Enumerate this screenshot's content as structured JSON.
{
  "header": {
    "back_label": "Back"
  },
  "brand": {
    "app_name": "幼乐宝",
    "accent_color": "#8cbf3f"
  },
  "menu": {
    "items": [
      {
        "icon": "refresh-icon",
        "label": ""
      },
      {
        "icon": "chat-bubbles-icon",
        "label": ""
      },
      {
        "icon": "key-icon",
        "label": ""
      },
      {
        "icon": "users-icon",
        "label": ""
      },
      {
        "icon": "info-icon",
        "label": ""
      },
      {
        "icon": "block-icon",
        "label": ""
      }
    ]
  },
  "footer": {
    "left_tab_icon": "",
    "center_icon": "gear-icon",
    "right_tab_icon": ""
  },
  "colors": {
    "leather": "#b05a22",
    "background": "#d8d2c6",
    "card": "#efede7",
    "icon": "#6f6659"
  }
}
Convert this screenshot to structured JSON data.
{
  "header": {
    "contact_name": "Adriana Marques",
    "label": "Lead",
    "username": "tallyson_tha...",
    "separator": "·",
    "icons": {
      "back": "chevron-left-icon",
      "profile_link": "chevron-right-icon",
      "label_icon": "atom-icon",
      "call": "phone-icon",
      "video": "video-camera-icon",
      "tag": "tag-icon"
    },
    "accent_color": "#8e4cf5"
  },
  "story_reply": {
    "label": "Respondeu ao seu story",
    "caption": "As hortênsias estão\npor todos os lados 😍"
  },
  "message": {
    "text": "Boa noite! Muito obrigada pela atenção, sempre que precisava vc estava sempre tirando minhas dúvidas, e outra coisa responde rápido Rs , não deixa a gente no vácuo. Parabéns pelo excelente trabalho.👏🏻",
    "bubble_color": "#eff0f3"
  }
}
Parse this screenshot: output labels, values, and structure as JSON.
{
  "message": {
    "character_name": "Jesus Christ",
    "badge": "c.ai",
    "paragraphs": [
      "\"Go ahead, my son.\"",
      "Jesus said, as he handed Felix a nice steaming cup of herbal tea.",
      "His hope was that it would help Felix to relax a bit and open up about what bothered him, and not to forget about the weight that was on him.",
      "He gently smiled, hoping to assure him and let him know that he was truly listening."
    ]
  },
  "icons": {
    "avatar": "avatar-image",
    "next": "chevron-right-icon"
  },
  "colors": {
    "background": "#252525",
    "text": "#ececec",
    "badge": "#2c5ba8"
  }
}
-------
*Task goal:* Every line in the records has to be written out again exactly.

*Response for this exercise:*
Enumerate this screenshot's content as structured JSON.
{
  "header": {
    "back_label": "Back"
  },
  "brand": {
    "app_name": "幼乐宝",
    "accent_color": "#8cbf3f"
  },
  "menu": {
    "items": [
      {
        "icon": "refresh-icon",
        "label": ""
      },
      {
        "icon": "chat-bubbles-icon",
        "label": ""
      },
      {
        "icon": "key-icon",
        "label": ""
      },
      {
        "icon": "users-icon",
        "label": ""
      },
      {
        "icon": "info-icon",
        "label": ""
      },
      {
        "icon": "block-icon",
        "label": ""
      }
    ]
  },
  "footer": {
    "left_tab_icon": "",
    "center_icon": "gear-icon",
    "right_tab_icon": ""
  },
  "colors": {
    "leather": "#b05a22",
    "background": "#d8d2c6",
    "card": "#efede7",
    "icon": "#6f6659"
  }
}
Convert this screenshot to structured JSON data.
{
  "header": {
    "contact_name": "Adriana Marques",
    "label": "Lead",
    "username": "tallyson_tha...",
    "separator": "·",
    "icons": {
      "back": "chevron-left-icon",
      "profile_link": "chevron-right-icon",
      "label_icon": "atom-icon",
      "call": "phone-icon",
      "video": "video-camera-icon",
      "tag": "tag-icon"
    },
    "accent_color": "#8e4cf5"
  },
  "story_reply": {
    "label": "Respondeu ao seu story",
    "caption": "As hortênsias estão\npor todos os lados 😍"
  },
  "message": {
    "text": "Boa noite! Muito obrigada pela atenção, sempre que precisava vc estava sempre tirando minhas dúvidas, e outra coisa responde rápido Rs , não deixa a gente no vácuo. Parabéns pelo excelente trabalho.👏🏻",
    "bubble_color": "#eff0f3"
  }
}
Parse this screenshot: output labels, values, and structure as JSON.
{
  "message": {
    "character_name": "Jesus Christ",
    "badge": "c.ai",
    "paragraphs": [
      "\"Go ahead, my son.\"",
      "Jesus said, as he handed Felix a nice steaming cup of herbal tea.",
      "His hope was that it would help Felix to relax a bit and open up about what bothered him, and not to forget about the weight that was on him.",
      "He gently smiled, hoping to assure him and let him know that he was truly listening."
    ]
  },
  "icons": {
    "avatar": "avatar-image",
    "next": "chevron-right-icon"
  },
  "colors": {
    "background": "#252525",
    "text": "#ececec",
    "badge": "#2c5ba8"
  }
}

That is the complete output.